THIS ISLAND LIFEI READ with mixed feelings the news the Heights Leisure Centre at Sandown will be closed over the next six months for refurbishment.
There was sympathy for those who use the facilities to sustain a decent level of fitness — and relief I will not now be able to join them.
Apparently, it’s that time of year when 'we’ need to go on a diet because 'we’ over-indulged during the festive season and 'we’ should be ashamed of ourselves.
Mrs N is on the health and fitness warpath. She is like a galleon in full sail and I shall be required to follow behind in her low-calorie, fat-free, no added sugar wake.
The fridge has suddenly become crammed with clumps of celery, insipid yoghurt and that stuff which looks like cheese and tastes like putty.
But if you can’t beat them … so I have pledged to lose at least two stones (it could be more if the mood takes me) before attending my mate Malc Lawrence’s wedding in the summer.
This weight loss will be achieved in my own way — and that does not include joining either Weight Watchers or Slimming World.

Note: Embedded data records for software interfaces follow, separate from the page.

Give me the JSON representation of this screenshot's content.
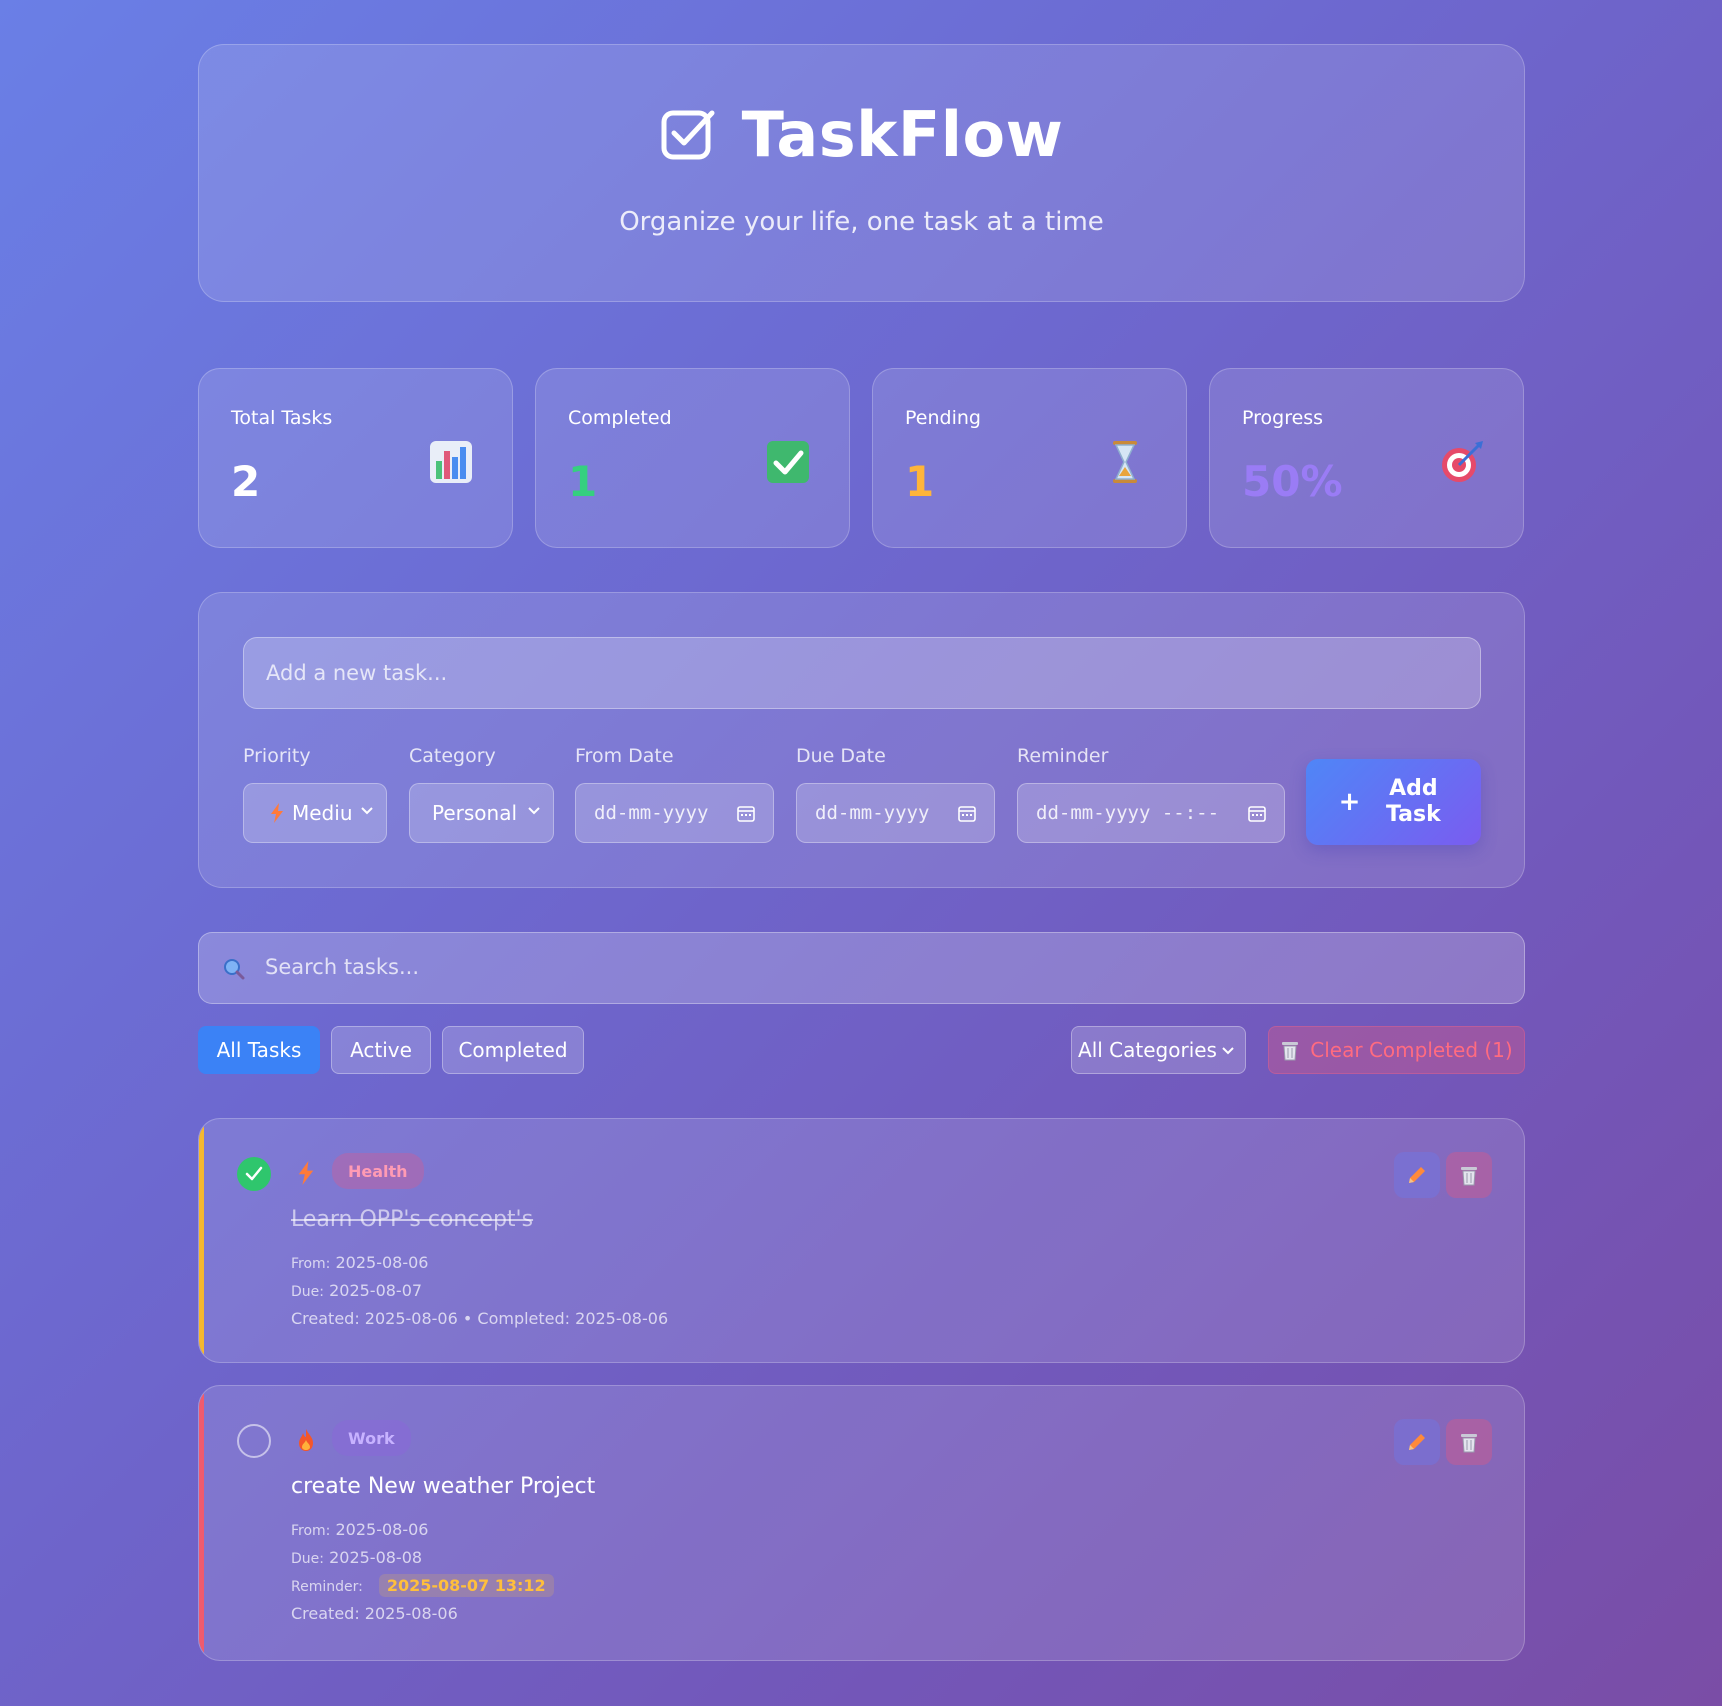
{
  "header": {
    "title": "TaskFlow",
    "subtitle": "Organize your life, one task at a time"
  },
  "stats": [
    {
      "label": "Total Tasks",
      "value": "2",
      "color": "#ffffff",
      "icon": "bar-chart-icon"
    },
    {
      "label": "Completed",
      "value": "1",
      "color": "#35d07f",
      "icon": "check-box-icon"
    },
    {
      "label": "Pending",
      "value": "1",
      "color": "#ffb53a",
      "icon": "hourglass-icon"
    },
    {
      "label": "Progress",
      "value": "50%",
      "color": "#9a7cf5",
      "icon": "target-icon"
    }
  ],
  "add_form": {
    "task_placeholder": "Add a new task...",
    "priority": {
      "label": "Priority",
      "value": "Mediu"
    },
    "category": {
      "label": "Category",
      "value": "Personal"
    },
    "from_date": {
      "label": "From Date",
      "value": "dd-mm-yyyy"
    },
    "due_date": {
      "label": "Due Date",
      "value": "dd-mm-yyyy"
    },
    "reminder": {
      "label": "Reminder",
      "value": "dd-mm-yyyy --:--"
    },
    "add_button": "Add Task"
  },
  "search": {
    "placeholder": "Search tasks..."
  },
  "filters": {
    "all": "All Tasks",
    "active": "Active",
    "completed": "Completed",
    "category_select": "All Categories",
    "clear_completed": "Clear Completed (1)"
  },
  "tasks": [
    {
      "title": "Learn OPP's concept's",
      "category": "Health",
      "completed": true,
      "priority": "medium",
      "border_color": "#f5b82e",
      "from_label": "From:",
      "from": "2025-08-06",
      "due_label": "Due:",
      "due": "2025-08-07",
      "created_line": "Created: 2025-08-06 • Completed: 2025-08-06"
    },
    {
      "title": "create New weather Project",
      "category": "Work",
      "completed": false,
      "priority": "high",
      "border_color": "#ef5b6e",
      "from_label": "From:",
      "from": "2025-08-06",
      "due_label": "Due:",
      "due": "2025-08-08",
      "reminder_label": "Reminder:",
      "reminder": "2025-08-07 13:12",
      "created_line": "Created: 2025-08-06"
    }
  ]
}
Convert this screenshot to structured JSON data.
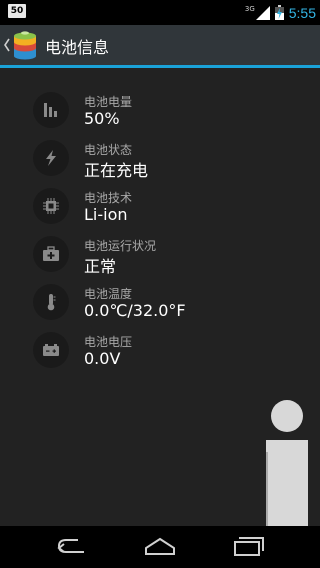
{
  "status_bar": {
    "notification": "50",
    "network": "3G",
    "time": "5:55"
  },
  "action_bar": {
    "title": "电池信息"
  },
  "items": [
    {
      "label": "电池电量",
      "value": "50%",
      "icon": "battery-level-bars-icon"
    },
    {
      "label": "电池状态",
      "value": "正在充电",
      "icon": "lightning-bolt-icon"
    },
    {
      "label": "电池技术",
      "value": "Li-ion",
      "icon": "chip-icon"
    },
    {
      "label": "电池运行状况",
      "value": "正常",
      "icon": "first-aid-kit-icon"
    },
    {
      "label": "电池温度",
      "value": "0.0℃/32.0°F",
      "icon": "thermometer-icon"
    },
    {
      "label": "电池电压",
      "value": "0.0V",
      "icon": "battery-voltage-icon"
    }
  ],
  "colors": {
    "accent": "#1aa3d9",
    "time": "#33b5e5",
    "background": "#222222",
    "action_bar": "#30363a"
  }
}
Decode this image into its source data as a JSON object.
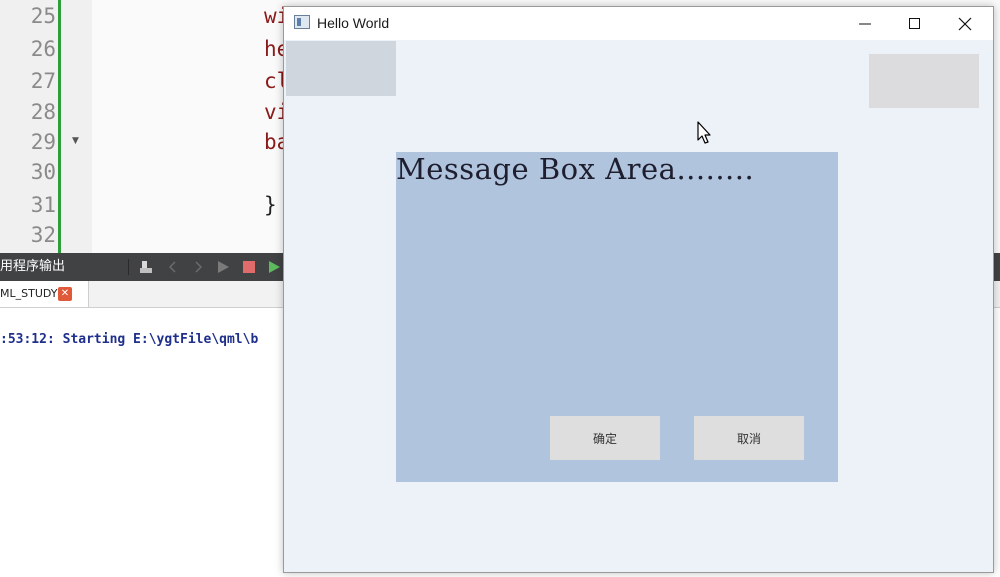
{
  "editor": {
    "lines": [
      {
        "num": "25",
        "code": "wi"
      },
      {
        "num": "26",
        "code": "he"
      },
      {
        "num": "27",
        "code": "cl"
      },
      {
        "num": "28",
        "code": "vi"
      },
      {
        "num": "29",
        "code": "ba"
      },
      {
        "num": "30",
        "code": ""
      },
      {
        "num": "31",
        "code": "}"
      },
      {
        "num": "32",
        "code": ""
      }
    ]
  },
  "output_panel": {
    "title": "用程序输出",
    "tab_label": "ML_STUDY",
    "log_line": ":53:12: Starting E:\\ygtFile\\qml\\b"
  },
  "window": {
    "title": "Hello World",
    "message_text": "Message Box Area........",
    "ok_label": "确定",
    "cancel_label": "取消"
  },
  "colors": {
    "message_box": "#b0c4de",
    "window_bg": "#edf2f9",
    "button_bg": "#dedede"
  }
}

I have nothing against either organisation and I’m sure they have been responsible for helping people shed mountains of excess adipose tissue — but they’re not for me. It’s going to be difficult enough without paying for the privilege of turning up at a church hall once a week to receive a sympathetic round of applause for losing half a pound.
Neither will I be going down the sponsored route. I would hate to think the financial wellbeing of some charity depended on my ability to consume salad in industrial quantities.
Attempts at weight loss tend to attract the faddish and the latest is an experiment conducted in America (where else?) which proved women who wrote for 15 minutes each day about things they love most shed pounds quicker than those who wrote about subjects which didn’t matter to them.
I’m living proof this is a flawed theory.
I’ve spent years writing about my family, friends, cricket and Havenstreet but it has not prevented my waist from expanding exponentially.
Perhaps I should start phase two of my favourite things and fill this column for the next few months with variations on the themes of John Betjeman poems, John Wayne films, Roy Orbison songs and The West Wing.
Extra help is at hand, however, because Mrs N has invested in a Jennifer Ellison fitness DVD on the grounds this young lady dropped five dress sizes in order to appear in Dancing on Ice.
It seems I shall also be expected to prance around in front of the telly each afternoon at the behest of a blonde bimbo who appeared in Brookside for a few years and then disappeared without trace.
I attempted to mount a feeble defence and the conversation went thus.
Me: "Well of course she lost four stones — she had a baby."
Mrs N: "Well you look pregnant as well but it’s not going to be that easy for you, is it?"
After 40 years you’d think I’d know better.
A familiar name from the Island’s cricketing past
LAST November cricket commentator and writer Peter Roebuck jumped from the sixth floor of a South African hotel after an allegation of sexual assault had been made against him.It brought an end to the life of a man whose many obituaries described as 'strange’ and 'troubled’ but whose ability as a pundit on the sport he adored was never in doubt.
I dropped plenty of hints about getting his autobiography, Sometimes I Forgot to Laugh, as a Christmas present and my daughter, Sam, eventually managed to track one down in India.
No sooner had I started to read it than a familiar name popped up on page 39.
Roebuck was referring to those he met during his days at Millfield School and wrote: "… and a chap called le Breton, who seemed wise beyond his years and would eventually become somebody important behind the scenes in the Liberal Party, or whatever it is they call themselves these days.
"He advised me to listen to one coach and one only … this was one of the most important tips I received in many decades in the game."
You don’t get many le Bretons to the pound, so I assumed it had to be the genial chap who, during the 70s, seemed to play cricket every day on the Island for about three seasons for any team that would have him — including Havenstreet if he was really desperate.
Contact was made via cyberspace and it was good to talk to the old boy again.
He confirmed he was indeed one of Roebuck’s mentors and had remained in touch with him down the years.
William himself operates a nifty keyboard and if you want examples of cricket writing at its most perceptive and affectionate, log on to http://downatthirdman.wordpress.com